The 7 Flaws Of Regenerative Enterprises

The 7 Flaws Of Regenerative Enterprises

Posted by · on November 18, 2014 · in Uncategorized · with Comments Off on The 7 Flaws Of Regenerative Enterprises

In a blog article released on HBR is a short piece that has, at last, answered the question of “How do we build a company to last a thousand years?”

What?  You’ve never asked yourself that question?

…Join the queue…

The model offered is simple, comes straight from a laboratory-environment and is not overly helpful.  Or even needed.

You can find it here:

The authors offer you 3 sections of principles to apply and build yourself a company “that thrives forever” – unquote.

There’s a whole argument to be laid out about NOT needing to build a company to last forever, and instead building companies that last long enough and are replaced by a new company… if necessary a new one owned by some of the same players, but reinvented to new technologies, new needs, new markets etc.

…But we’ll leave that argument to others.

Instead, let’s query their lab-coat principles –


1. The Law of Potential: Only the enterprise that unleashes potential, through meeting its workers’ innate needs, induces human engagement to its fullest.

Response: But not all workers recognise their needs.  Not all workers are self-driven, yearning business machines in their own right.  And they don’t have to be. The model is too simple.  Potential is often stoked, played off with others, encouraged by managers, waxes and wanes and is often never fully realised.  It doesn’t stop people being happy, companies being successful.

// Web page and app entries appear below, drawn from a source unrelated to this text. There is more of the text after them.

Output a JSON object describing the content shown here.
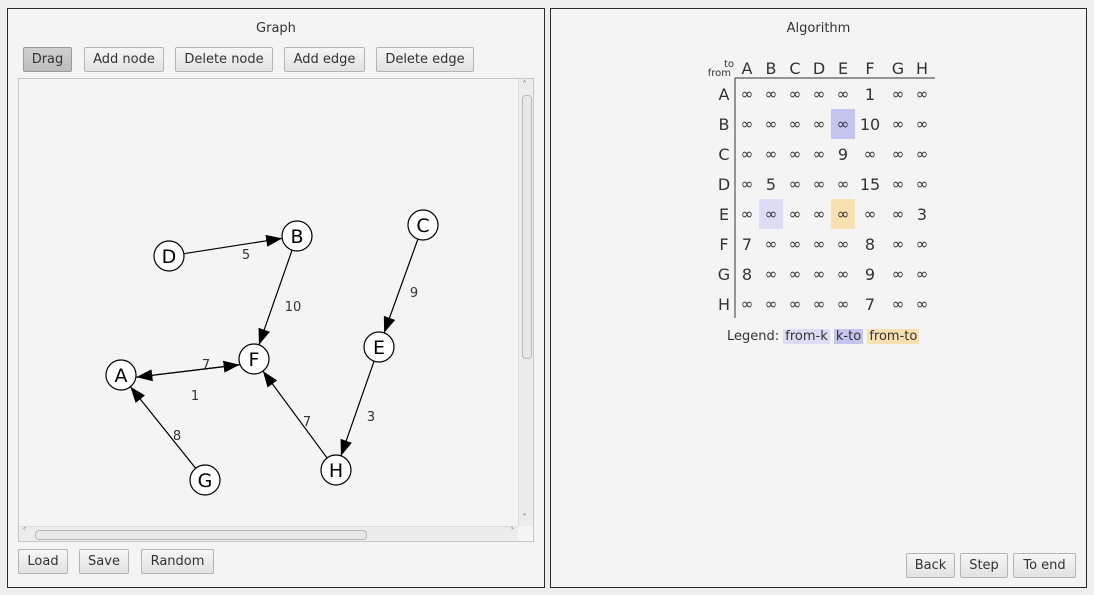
{
  "graph_panel": {
    "title": "Graph",
    "toolbar": {
      "drag": "Drag",
      "add_node": "Add node",
      "delete_node": "Delete node",
      "add_edge": "Add edge",
      "delete_edge": "Delete edge"
    },
    "nodes": [
      {
        "id": "A",
        "label": "A"
      },
      {
        "id": "B",
        "label": "B"
      },
      {
        "id": "C",
        "label": "C"
      },
      {
        "id": "D",
        "label": "D"
      },
      {
        "id": "E",
        "label": "E"
      },
      {
        "id": "F",
        "label": "F"
      },
      {
        "id": "G",
        "label": "G"
      },
      {
        "id": "H",
        "label": "H"
      }
    ],
    "edges": [
      {
        "from": "D",
        "to": "B",
        "weight": "5"
      },
      {
        "from": "B",
        "to": "F",
        "weight": "10"
      },
      {
        "from": "C",
        "to": "E",
        "weight": "9"
      },
      {
        "from": "F",
        "to": "A",
        "weight": "7"
      },
      {
        "from": "A",
        "to": "F",
        "weight": "1"
      },
      {
        "from": "G",
        "to": "A",
        "weight": "8"
      },
      {
        "from": "H",
        "to": "F",
        "weight": "7"
      },
      {
        "from": "E",
        "to": "H",
        "weight": "3"
      }
    ],
    "bottom": {
      "load": "Load",
      "save": "Save",
      "random": "Random"
    }
  },
  "algorithm_panel": {
    "title": "Algorithm",
    "corner_to": "to",
    "corner_from": "from",
    "columns": [
      "A",
      "B",
      "C",
      "D",
      "E",
      "F",
      "G",
      "H"
    ],
    "rows": [
      {
        "label": "A",
        "cells": [
          "∞",
          "∞",
          "∞",
          "∞",
          "∞",
          "1",
          "∞",
          "∞"
        ]
      },
      {
        "label": "B",
        "cells": [
          "∞",
          "∞",
          "∞",
          "∞",
          "∞",
          "10",
          "∞",
          "∞"
        ]
      },
      {
        "label": "C",
        "cells": [
          "∞",
          "∞",
          "∞",
          "∞",
          "9",
          "∞",
          "∞",
          "∞"
        ]
      },
      {
        "label": "D",
        "cells": [
          "∞",
          "5",
          "∞",
          "∞",
          "∞",
          "15",
          "∞",
          "∞"
        ]
      },
      {
        "label": "E",
        "cells": [
          "∞",
          "∞",
          "∞",
          "∞",
          "∞",
          "∞",
          "∞",
          "3"
        ]
      },
      {
        "label": "F",
        "cells": [
          "7",
          "∞",
          "∞",
          "∞",
          "∞",
          "8",
          "∞",
          "∞"
        ]
      },
      {
        "label": "G",
        "cells": [
          "8",
          "∞",
          "∞",
          "∞",
          "∞",
          "9",
          "∞",
          "∞"
        ]
      },
      {
        "label": "H",
        "cells": [
          "∞",
          "∞",
          "∞",
          "∞",
          "∞",
          "7",
          "∞",
          "∞"
        ]
      }
    ],
    "highlights": [
      {
        "row": 4,
        "col": 1,
        "kind": "from-k"
      },
      {
        "row": 1,
        "col": 4,
        "kind": "k-to"
      },
      {
        "row": 4,
        "col": 4,
        "kind": "from-to"
      }
    ],
    "legend": {
      "label": "Legend:",
      "from_k": "from-k",
      "k_to": "k-to",
      "from_to": "from-to"
    },
    "colors": {
      "from_k": "#dcdcf4",
      "k_to": "#c4c4f0",
      "from_to": "#f9e0b0"
    },
    "buttons": {
      "back": "Back",
      "step": "Step",
      "to_end": "To end"
    }
  }
}
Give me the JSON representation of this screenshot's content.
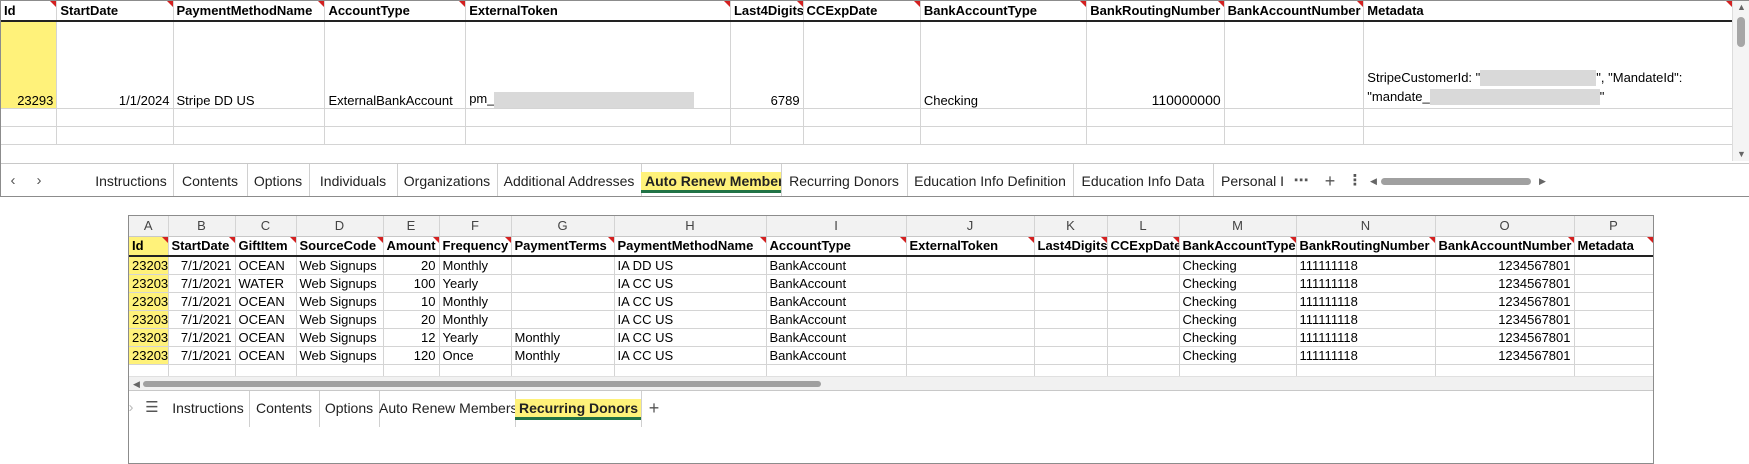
{
  "top_sheet": {
    "headers": [
      "Id",
      "StartDate",
      "PaymentMethodName",
      "AccountType",
      "ExternalToken",
      "Last4Digits",
      "CCExpDate",
      "BankAccountType",
      "BankRoutingNumber",
      "BankAccountNumber",
      "Metadata"
    ],
    "row": {
      "id": "23293",
      "start_date": "1/1/2024",
      "payment_method_name": "Stripe DD US",
      "account_type": "ExternalBankAccount",
      "external_token_prefix": "pm_",
      "last4": "6789",
      "cc_exp_date": "",
      "bank_account_type": "Checking",
      "routing": "110000000",
      "account_number": "",
      "metadata_line1_a": "StripeCustomerId: \"",
      "metadata_line1_b": "\", \"MandateId\":",
      "metadata_line2_a": "\"mandate_",
      "metadata_line2_b": "\""
    },
    "tabs": [
      "Instructions",
      "Contents",
      "Options",
      "Individuals",
      "Organizations",
      "Additional Addresses",
      "Auto Renew Members",
      "Recurring Donors",
      "Education Info Definition",
      "Education Info Data",
      "Personal I"
    ],
    "active_tab": "Auto Renew Members"
  },
  "bottom_sheet": {
    "column_letters": [
      "A",
      "B",
      "C",
      "D",
      "E",
      "F",
      "G",
      "H",
      "I",
      "J",
      "K",
      "L",
      "M",
      "N",
      "O",
      "P"
    ],
    "headers": [
      "Id",
      "StartDate",
      "GiftItem",
      "SourceCode",
      "Amount",
      "Frequency",
      "PaymentTerms",
      "PaymentMethodName",
      "AccountType",
      "ExternalToken",
      "Last4Digits",
      "CCExpDate",
      "BankAccountType",
      "BankRoutingNumber",
      "BankAccountNumber",
      "Metadata"
    ],
    "rows": [
      [
        "23203",
        "7/1/2021",
        "OCEAN",
        "Web Signups",
        "20",
        "Monthly",
        "",
        "IA DD US",
        "BankAccount",
        "",
        "",
        "",
        "Checking",
        "111111118",
        "1234567801",
        ""
      ],
      [
        "23203",
        "7/1/2021",
        "WATER",
        "Web Signups",
        "100",
        "Yearly",
        "",
        "IA CC US",
        "BankAccount",
        "",
        "",
        "",
        "Checking",
        "111111118",
        "1234567801",
        ""
      ],
      [
        "23203",
        "7/1/2021",
        "OCEAN",
        "Web Signups",
        "10",
        "Monthly",
        "",
        "IA CC US",
        "BankAccount",
        "",
        "",
        "",
        "Checking",
        "111111118",
        "1234567801",
        ""
      ],
      [
        "23203",
        "7/1/2021",
        "OCEAN",
        "Web Signups",
        "20",
        "Monthly",
        "",
        "IA CC US",
        "BankAccount",
        "",
        "",
        "",
        "Checking",
        "111111118",
        "1234567801",
        ""
      ],
      [
        "23203",
        "7/1/2021",
        "OCEAN",
        "Web Signups",
        "12",
        "Yearly",
        "Monthly",
        "IA CC US",
        "BankAccount",
        "",
        "",
        "",
        "Checking",
        "111111118",
        "1234567801",
        ""
      ],
      [
        "23203",
        "7/1/2021",
        "OCEAN",
        "Web Signups",
        "120",
        "Once",
        "Monthly",
        "IA CC US",
        "BankAccount",
        "",
        "",
        "",
        "Checking",
        "111111118",
        "1234567801",
        ""
      ]
    ],
    "tabs": [
      "Instructions",
      "Contents",
      "Options",
      "Auto Renew Members",
      "Recurring Donors"
    ],
    "active_tab": "Recurring Donors"
  },
  "icons": {
    "prev_sheet": "chevron-left-icon",
    "next_sheet": "chevron-right-icon",
    "more_sheets": "ellipsis-icon",
    "add_sheet": "plus-icon",
    "options": "vertical-ellipsis-icon",
    "sheet_list": "hamburger-menu-icon",
    "scroll_left": "triangle-left-icon",
    "scroll_right": "triangle-right-icon",
    "scroll_up": "triangle-up-icon",
    "scroll_down": "triangle-down-icon"
  },
  "colors": {
    "highlight": "#fff27a",
    "comment_marker": "#d42020",
    "active_tab_underline": "#217346"
  }
}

2. The Law of Meaning: Only the enterprise that infuses meaning, through a shared purpose, effects alignment among fully engaged workers.

Response: Frankly, the world is full of companies, including long-standing ones, thriving on individuals who are not perfectly aligned to a shared purpose other than turning up, getting along, working well, getting home.  For some, work is a part-time exercise, especially in the modern digital age to which this article ostensibly gears itself.


3. The Law of Creativity: Only the enterprise that liberates creativity, through applying intuition and exercising free will, regularly discovers opportunities for surprising wealth-producing innovations.

Response: Free will is powerful, but not always directed, aligned to a strategy, useful, profitable or relevant.  Something and somebody needs to judge creativity, weigh it up and apply it or not.

4. The Law of Learning: Only the enterprise that invigorates learning – through exploring, exploiting, and orchestrating – generates the knowledge necessary to persistently create new value among infinite possibilities.

Response: The possibilities are not, nor do they need to be, infinite.  A few are all we need.  And much learning is done in fits, bursts, corporate or personal.  Revolutions and not evolutions are common, and variables exist far outside the company that can be utilised without a constant trickle of learning.

5. The Law of Humanity: Only the enterprise that enriches humanity, through the knowledge embedded in its business activities, creates offerings of unquestionable economic value.

Response: A company that contains its strengths and holds them close may be just as valid.  Provided it’s profitably delivering a valued product or service, it is of economic value.  A company might unprofitably deliver great corporate citizenship and fail in longevity.  Judgement is needed.

6. The Law of Vitality: Only the enterprise that attains vitality, through its incessant destructive recreation, produces the wealth necessary to survive.

Response: There is value in longevity, history and sameness at the core of some companies that have been critical to their success.

The Enterprise:

7. The Law of Coherence: Only the enterprise that sustains coherence in all its aspects, through ongoing orchestration, regenerates itself to thrive indefinitely.

Response: Some companies fragment, reform and lose parts of themselves.  They can do this profitably.  Some must in order to survive.  Most never have all parts of the company orchestrated and equally strong (read the poem ‘The One Hoss Shay”).  But if they did, they might well be enjoying the kind of orchestration and judgement that might be seen to fly in the face of the Law of Creativity.

…In short, the article dreams a dream that is unrealistic, but in another argument for another day not even necessary.

Related articles:

Comments are closed.